Psychologically and historically unbelievable is also the Jewish woman’s cynical remark that she had left her child in order to go and fight ‘I do not know what for.’ She went to fight for life, for her loved ones, to fight the murderers as did all the others who had such an opportunity, even if in doing so she sought to establish a  communist regime power, which subsequently disillusioned her. It is not true that as a prosecutor she ‘sent people to their death.’ Even if on the basis of the indictment she demanded the death penalty, it was the judges and jurors who convicted and sentenced the accused. They often did so on orders from above but not from the prosecutor. Historically untrue is also her sarcastic statement that she prosecuted ‘enemies of the people.’ This phrase was used in Soviet political trials in the second half of the 1930s when the children of revolution devoured one another. People’s Poland punished concrete acts against the state, and acts of betrayal, such as collaboration with the German occupier, cooperation with (genuine or fictitious) anticommunist organizations, or hostile intelligence agents.
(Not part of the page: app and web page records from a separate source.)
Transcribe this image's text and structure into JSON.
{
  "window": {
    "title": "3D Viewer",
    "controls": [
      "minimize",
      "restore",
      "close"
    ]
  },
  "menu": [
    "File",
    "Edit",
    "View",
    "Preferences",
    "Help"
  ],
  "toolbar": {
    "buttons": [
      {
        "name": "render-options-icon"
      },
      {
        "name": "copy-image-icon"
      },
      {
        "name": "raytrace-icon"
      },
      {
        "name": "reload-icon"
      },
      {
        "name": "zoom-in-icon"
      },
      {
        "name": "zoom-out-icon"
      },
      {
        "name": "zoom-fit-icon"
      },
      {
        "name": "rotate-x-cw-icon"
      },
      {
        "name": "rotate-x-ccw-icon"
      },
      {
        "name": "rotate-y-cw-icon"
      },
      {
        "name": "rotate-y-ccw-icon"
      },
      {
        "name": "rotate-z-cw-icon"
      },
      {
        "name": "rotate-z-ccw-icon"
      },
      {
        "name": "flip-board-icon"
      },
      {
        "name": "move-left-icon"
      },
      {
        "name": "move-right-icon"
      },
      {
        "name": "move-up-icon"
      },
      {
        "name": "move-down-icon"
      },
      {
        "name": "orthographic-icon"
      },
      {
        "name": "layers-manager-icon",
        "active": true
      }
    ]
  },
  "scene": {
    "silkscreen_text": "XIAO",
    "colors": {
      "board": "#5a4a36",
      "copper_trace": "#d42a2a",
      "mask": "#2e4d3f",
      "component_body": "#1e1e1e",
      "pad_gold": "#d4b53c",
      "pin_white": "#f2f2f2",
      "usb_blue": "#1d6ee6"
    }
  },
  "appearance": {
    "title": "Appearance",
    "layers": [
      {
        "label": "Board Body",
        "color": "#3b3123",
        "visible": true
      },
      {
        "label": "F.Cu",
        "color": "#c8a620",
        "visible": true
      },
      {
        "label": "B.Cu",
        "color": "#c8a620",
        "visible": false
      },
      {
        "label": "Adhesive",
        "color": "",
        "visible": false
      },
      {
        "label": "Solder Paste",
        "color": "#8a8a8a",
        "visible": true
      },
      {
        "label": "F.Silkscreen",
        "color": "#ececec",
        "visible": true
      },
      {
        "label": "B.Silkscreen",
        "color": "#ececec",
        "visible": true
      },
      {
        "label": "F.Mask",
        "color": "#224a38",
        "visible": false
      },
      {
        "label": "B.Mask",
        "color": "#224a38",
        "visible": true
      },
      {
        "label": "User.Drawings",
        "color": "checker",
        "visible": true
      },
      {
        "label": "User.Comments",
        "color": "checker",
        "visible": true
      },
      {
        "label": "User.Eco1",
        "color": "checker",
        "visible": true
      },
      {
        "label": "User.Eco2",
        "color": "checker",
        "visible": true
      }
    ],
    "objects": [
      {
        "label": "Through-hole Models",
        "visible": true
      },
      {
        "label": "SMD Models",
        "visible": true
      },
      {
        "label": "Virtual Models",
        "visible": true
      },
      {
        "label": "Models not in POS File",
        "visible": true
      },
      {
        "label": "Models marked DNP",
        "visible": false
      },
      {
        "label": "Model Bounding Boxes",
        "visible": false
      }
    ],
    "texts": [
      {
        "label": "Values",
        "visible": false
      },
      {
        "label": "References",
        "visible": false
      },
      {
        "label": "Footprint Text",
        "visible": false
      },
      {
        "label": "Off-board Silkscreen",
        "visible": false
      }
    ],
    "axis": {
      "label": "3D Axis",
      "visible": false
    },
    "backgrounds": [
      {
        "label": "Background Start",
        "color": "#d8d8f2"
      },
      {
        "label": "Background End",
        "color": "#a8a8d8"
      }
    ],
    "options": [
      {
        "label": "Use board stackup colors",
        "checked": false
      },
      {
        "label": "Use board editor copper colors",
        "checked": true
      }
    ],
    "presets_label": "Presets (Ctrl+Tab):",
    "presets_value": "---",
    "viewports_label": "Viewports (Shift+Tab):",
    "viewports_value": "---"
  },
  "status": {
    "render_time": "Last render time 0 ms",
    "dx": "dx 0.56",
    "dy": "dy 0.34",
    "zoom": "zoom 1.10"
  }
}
I remember lengthy radio broadcasts of such trials, and, as an activist of ZMP (Związek Młodzieży Polskiej—the Polish equivalent of Soviet Komsomol), I parroted the insults that were levelled against such people;  these did not include ‘enemies of the people.’

Like Our Class, Ida is a morality play, but with a much more pessimistic moral for the Jewish viewer. Both its Jewish heroines are lost; one commits suicide, the other returns to the convent, which means a flight from life if not outright suicide. The Christian religious victory, though well-founded, is obviously not a consolation. The conclusive rhetorical question the young heroine asks her suitor: ‘And what then?’ is ambiguous and not only philosophically . For what would a daughter of murdered Jewish parents tell her non-Jewish children when they are stigmatized as Jews?